In that scenario, the RD budget could see reductions of nearly 20 percent in a year, despite Pentagon efforts to protect development of future warfighting technologies, he said.
The president has the option, if the steeper cuts to defense do take place, to exempt military pay and benefits. If that exemption is granted, weapons programs and research could bear a bigger share of spending reductions, Thompson said.
In an effort ordered by former Defense Secretary Robert Gates, the Defense Department has been enlarging its work force for acquisition offices in an attempt to increase government control over its procurement costs. But Congress has directed a reassessment of that work force expansion in light of the coming spending cuts. Any significant changes in policy would likely affect the Aeronautical Systems Center.
Deborah Gross, an advocate for the Dayton region’s defense contracting companies, worries about what that would mean for U.S. security, as well as upcoming generations that the United States is trying to motivate for science, technology, engineering and mathematics education.

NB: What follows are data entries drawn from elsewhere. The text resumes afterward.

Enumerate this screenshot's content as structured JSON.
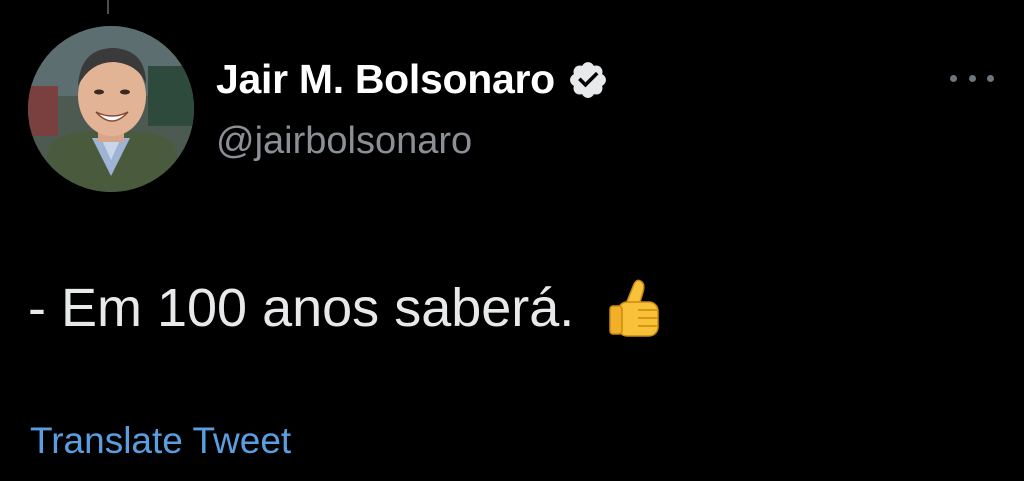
{
  "tweet": {
    "author": {
      "display_name": "Jair M. Bolsonaro",
      "handle": "@jairbolsonaro",
      "verified": true,
      "avatar_icon": "profile-photo"
    },
    "text": "- Em 100 anos saberá.",
    "emoji": "thumbs-up",
    "translate_label": "Translate Tweet",
    "more_icon": "more-horizontal-icon"
  },
  "colors": {
    "background": "#000000",
    "name": "#ffffff",
    "handle": "#8b9096",
    "body_text": "#e7e9ea",
    "link": "#5a9de0",
    "verified_badge": "#e7e9ea"
  }
}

“I think it’s a huge concern, with the threats in the world today, to make sure that we stay out in front of those threats,” said Gross, executive director of DaytonDefense and owner of DGross Consulting, a Beavercreek business development adviser to defense contractors. “It’s critically important that we keep the focus on research, moving forward.”